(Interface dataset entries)
++++++

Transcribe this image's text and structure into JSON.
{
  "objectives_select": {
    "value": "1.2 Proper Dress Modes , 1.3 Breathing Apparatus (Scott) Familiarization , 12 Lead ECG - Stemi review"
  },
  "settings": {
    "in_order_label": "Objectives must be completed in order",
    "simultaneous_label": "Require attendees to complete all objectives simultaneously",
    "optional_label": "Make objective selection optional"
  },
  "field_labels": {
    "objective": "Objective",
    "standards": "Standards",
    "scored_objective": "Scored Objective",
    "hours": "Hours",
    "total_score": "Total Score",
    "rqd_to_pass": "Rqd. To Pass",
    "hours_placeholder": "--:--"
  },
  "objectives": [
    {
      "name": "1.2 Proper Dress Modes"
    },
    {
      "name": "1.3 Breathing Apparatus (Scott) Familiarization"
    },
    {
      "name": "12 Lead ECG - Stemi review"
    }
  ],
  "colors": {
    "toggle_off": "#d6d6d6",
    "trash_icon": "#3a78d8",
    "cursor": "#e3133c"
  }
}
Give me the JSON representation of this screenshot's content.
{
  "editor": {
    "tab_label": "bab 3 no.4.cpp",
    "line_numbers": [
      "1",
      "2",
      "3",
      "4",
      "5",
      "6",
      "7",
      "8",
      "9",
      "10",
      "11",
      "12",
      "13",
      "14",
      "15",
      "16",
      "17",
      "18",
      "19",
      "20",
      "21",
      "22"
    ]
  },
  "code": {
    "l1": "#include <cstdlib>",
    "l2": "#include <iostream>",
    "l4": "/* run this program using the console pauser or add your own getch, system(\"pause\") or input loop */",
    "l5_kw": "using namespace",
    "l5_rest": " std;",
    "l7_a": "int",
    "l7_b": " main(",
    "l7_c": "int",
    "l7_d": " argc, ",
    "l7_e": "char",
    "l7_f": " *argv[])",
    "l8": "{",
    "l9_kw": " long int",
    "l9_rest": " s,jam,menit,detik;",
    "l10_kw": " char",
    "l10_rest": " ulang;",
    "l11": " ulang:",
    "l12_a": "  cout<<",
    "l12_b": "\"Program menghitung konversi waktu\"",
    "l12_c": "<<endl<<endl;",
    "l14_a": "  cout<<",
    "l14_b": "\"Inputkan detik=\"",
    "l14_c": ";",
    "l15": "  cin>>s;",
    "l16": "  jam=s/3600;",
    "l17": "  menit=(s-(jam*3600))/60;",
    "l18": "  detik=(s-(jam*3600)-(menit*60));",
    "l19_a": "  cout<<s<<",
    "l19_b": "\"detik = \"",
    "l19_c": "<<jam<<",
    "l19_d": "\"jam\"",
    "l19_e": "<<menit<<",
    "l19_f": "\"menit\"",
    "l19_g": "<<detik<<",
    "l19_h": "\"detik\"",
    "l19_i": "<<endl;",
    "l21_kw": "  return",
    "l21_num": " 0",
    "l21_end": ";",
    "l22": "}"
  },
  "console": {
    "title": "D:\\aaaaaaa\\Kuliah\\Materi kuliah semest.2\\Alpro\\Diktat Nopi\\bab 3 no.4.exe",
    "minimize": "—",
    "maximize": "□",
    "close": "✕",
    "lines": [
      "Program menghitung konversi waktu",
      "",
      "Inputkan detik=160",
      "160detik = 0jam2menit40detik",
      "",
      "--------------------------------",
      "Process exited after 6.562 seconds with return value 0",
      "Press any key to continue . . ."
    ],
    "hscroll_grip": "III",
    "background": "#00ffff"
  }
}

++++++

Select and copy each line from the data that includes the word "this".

• YOUR SOLUTION
Transcribe this image's text and structure into JSON.
Give me the JSON representation of this screenshot's content.
    "l4": "/* run this program using the console pauser or add your own getch, system(\"pause\") or input loop */",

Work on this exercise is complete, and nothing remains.